Date Last Verified
ProfileSummer Clerkship Summer Law Clerks will attend a 3 day poverty law training plus training specific to their project or practice areas. Each student is assigned to an office, unit or project where they conduct legal research, draft pleadings, meet with clients and, when possible, represent clients at administrative hearings. Summer law clerks are expected to work full-time for approximately 10-12 weeks beginning in late May or early June. Law Students often have the opportunity participate in ongoing representation side by side with their supervising attorneys. May interview and counsel clients, draft pleadings, prepare discovery, assist in teaching “clinics” and, in some cases, may even represent clients in Hawaii Public Housing Authority, Department of Human Services, Social Security Administration and/or Child Support Enforcement Agency administrative proceedings. Summer law clerks develop, format, and revise written materials and court forms which assist clients with common legal and economic problems. Law Student’s skills in research and writing are often utilized for research projects. Past projects include drafting memoranda for ongoing litigation, the creation of a housing law manual, researching and assessing current legal and social issues affecting children nationwide and in Hawai‘i, investigating payday lenders and their effects on the low-income population and creating and revising Consumer Law Manual and our Public Benefits Manual. Law Students are encouraged to find their own funding through public interest grants, including APIL grants.

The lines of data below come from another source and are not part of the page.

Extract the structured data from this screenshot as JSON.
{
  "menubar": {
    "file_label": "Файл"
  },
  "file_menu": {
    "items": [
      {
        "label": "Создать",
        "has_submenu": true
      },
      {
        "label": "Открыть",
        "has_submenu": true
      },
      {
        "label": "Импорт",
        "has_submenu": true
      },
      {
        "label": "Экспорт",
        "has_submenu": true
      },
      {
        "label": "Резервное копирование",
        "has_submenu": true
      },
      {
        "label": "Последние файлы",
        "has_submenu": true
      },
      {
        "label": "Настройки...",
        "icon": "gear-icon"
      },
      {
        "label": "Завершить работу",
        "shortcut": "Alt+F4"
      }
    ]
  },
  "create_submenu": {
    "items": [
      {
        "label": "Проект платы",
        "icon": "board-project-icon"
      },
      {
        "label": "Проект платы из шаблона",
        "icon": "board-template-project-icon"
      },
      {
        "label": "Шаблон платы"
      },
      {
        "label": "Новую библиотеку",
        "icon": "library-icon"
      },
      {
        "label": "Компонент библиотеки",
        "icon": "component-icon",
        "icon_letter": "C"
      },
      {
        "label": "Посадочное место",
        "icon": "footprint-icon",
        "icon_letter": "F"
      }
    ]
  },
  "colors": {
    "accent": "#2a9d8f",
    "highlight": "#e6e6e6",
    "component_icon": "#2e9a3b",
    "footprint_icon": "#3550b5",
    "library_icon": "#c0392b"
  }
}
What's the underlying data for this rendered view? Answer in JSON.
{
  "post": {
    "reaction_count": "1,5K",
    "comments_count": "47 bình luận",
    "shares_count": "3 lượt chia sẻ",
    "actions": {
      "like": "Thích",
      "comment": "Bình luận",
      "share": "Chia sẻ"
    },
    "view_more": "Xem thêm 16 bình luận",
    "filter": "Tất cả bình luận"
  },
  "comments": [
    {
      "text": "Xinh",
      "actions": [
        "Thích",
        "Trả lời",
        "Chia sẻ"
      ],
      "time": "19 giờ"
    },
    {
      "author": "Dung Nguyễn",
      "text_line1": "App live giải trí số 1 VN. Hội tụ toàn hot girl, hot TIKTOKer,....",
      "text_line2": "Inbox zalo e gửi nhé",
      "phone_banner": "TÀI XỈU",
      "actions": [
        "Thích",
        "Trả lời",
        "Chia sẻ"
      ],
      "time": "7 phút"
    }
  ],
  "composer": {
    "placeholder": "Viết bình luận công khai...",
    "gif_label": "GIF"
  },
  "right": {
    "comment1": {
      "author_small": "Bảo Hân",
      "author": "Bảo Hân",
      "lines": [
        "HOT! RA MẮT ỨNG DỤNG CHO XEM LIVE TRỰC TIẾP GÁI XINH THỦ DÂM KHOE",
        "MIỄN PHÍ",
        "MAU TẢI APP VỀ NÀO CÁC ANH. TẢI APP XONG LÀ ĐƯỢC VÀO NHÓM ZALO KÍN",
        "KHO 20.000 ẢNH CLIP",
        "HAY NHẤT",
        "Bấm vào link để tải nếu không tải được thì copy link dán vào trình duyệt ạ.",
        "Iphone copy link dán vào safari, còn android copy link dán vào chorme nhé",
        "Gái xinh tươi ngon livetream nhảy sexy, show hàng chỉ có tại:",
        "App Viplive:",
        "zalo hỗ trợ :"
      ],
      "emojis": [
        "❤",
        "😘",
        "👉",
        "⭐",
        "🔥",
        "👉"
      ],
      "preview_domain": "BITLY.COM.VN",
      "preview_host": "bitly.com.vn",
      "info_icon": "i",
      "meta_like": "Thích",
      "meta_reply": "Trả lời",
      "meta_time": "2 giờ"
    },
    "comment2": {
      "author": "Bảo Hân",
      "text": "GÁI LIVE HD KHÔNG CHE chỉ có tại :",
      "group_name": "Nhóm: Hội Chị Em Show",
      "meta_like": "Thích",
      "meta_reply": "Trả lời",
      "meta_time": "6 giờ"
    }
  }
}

Potential APIL applicants should apply with Legal Aid early. Assistance with placements and grant review are provided.
Send resume and cover letter.
Angela J. Lovitt
Legal Aid Society of Hawaii
924 Bethel Street
Honolulu, HI 96813